A surprisingly large crowd has already gathered
by the time the first support slopes onto the
stage. The fantastically named ‘Beans On
Toast’ is one man and his (badly tuned)
guitar; a less polished, but no less charming
version of Frank himself. To call his style relaxed
would be a huge understatement; he chats with
the crowd, welcomes hecklers, and gladly takes
various suggestions of on-stage gymnastics, treating
us to cartwheels and handstands between songs.
He makes up his set list as he goes, and frequently
interrupts his songs to start again or change
key, but it’s a joy to watch. The simplicity
and innocence of his songs is charming, and the
lyrics hilarious and at times profound.
Next up, Fake Problems, a Floridian indie-punk
band, seem an unusual choice to support Frank.
Their image doesn’t quite match their style,
but what they might lack in consistency, they
make up in enthusiasm. They seem impossibly young
and sickeningly talented. Vocalist Chris Farren
is particularly charismatic, and his energy seems
boundless as he jumps about the stage, thrashing
his guitar and singing wildly. It’s always
fun to see a band who so clearly love what they
do, and relish every second of their performance,
and I think theirs is a name you’ll be hearing
more of very soon.
After a long wait, and with the crowd growing
impatient, Frank finally takes to the stage. Last
time I saw Frank, back in February, he was a supporting
act, playing to a handful of revellers, with only
his acoustic guitar for company. He blew me away
then, and tonight, with a full band to support
him, his act has taken a spectacular step up.
His return to success since his Million Dead years

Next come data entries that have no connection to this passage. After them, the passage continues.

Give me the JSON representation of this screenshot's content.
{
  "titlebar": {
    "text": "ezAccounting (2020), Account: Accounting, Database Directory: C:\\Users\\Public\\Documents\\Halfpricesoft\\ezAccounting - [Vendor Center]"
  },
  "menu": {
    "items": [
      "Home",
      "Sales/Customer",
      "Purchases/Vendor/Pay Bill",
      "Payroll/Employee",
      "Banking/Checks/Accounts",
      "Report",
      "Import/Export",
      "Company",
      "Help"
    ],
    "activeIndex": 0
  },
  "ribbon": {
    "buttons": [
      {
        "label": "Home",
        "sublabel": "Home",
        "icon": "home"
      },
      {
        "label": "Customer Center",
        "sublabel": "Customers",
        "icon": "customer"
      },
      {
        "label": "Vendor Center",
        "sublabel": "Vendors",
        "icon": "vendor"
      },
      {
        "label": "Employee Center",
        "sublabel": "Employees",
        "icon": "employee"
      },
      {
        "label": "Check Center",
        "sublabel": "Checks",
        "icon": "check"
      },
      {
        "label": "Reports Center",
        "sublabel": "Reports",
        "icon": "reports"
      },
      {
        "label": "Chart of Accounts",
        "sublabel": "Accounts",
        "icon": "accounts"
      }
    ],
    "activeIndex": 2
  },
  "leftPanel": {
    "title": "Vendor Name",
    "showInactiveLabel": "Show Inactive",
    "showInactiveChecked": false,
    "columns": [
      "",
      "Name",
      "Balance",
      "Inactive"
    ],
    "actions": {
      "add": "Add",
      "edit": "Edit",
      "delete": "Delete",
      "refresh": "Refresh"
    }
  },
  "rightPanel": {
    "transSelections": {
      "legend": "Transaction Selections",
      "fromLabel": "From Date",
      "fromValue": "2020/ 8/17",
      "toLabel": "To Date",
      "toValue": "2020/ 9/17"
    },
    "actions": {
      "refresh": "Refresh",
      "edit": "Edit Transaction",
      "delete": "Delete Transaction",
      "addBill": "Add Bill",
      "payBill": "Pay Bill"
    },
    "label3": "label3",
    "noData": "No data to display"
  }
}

is long overdue, but he takes his growing popularity
humbly and unpretentiously.
He starts the set with some new tracks, ‘Live
Fast, Die Old’ and ‘The Road’,

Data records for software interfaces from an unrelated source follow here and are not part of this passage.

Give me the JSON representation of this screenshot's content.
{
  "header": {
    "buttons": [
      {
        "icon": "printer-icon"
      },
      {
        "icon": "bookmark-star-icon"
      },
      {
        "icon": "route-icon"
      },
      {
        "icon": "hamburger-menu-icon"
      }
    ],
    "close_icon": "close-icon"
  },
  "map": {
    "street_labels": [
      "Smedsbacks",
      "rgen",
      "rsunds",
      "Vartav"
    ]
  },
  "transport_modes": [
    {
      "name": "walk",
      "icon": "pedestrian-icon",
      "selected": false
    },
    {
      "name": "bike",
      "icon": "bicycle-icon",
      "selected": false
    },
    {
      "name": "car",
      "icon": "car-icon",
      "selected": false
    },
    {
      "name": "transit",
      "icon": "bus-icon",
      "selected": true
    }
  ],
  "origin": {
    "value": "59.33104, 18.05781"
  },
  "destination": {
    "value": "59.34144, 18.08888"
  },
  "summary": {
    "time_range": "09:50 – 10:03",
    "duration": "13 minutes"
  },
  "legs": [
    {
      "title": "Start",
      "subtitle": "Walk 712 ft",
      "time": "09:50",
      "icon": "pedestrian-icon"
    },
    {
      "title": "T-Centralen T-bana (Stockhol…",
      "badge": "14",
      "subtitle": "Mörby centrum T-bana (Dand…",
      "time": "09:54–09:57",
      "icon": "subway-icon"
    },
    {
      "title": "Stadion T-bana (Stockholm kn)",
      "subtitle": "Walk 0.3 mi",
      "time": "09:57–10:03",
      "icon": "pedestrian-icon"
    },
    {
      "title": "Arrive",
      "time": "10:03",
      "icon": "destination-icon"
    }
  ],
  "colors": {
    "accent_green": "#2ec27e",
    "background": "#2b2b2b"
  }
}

before taking on a punk version of what is probably
his most famous song, ‘Long Live The Queen’.
Although it’s faster and more aggressive,
it doesn’t lose its poignancy and raw emotion.
While his band accompanies him brilliantly on
the faster tempo songs, there is a nice scattering
of ballads thrown in, and an opportunity to see
the ‘one man and his guitar’ setup
that shows his talent at its most raw and true.
In between songs, he engages in friendly banter
with the crowd. He seems genuinely amazed at his
own popularity and thanks us all for coming, before
inviting a girl on stage to play harmonica, who
turns out to be unusually talented at doing so.
He ends the night with a couple of old favourites,
‘Reasons Not To Be An Idiot’ and ‘Photosynthesis’,
during which he invites both support acts to join
him on stage. It’s a fittingly entertaining
and sociable end to the evening
Beans On Toast – 4/5
Fake Problems – 4/5
Frank Turner – 5/5
Review By Helen Williams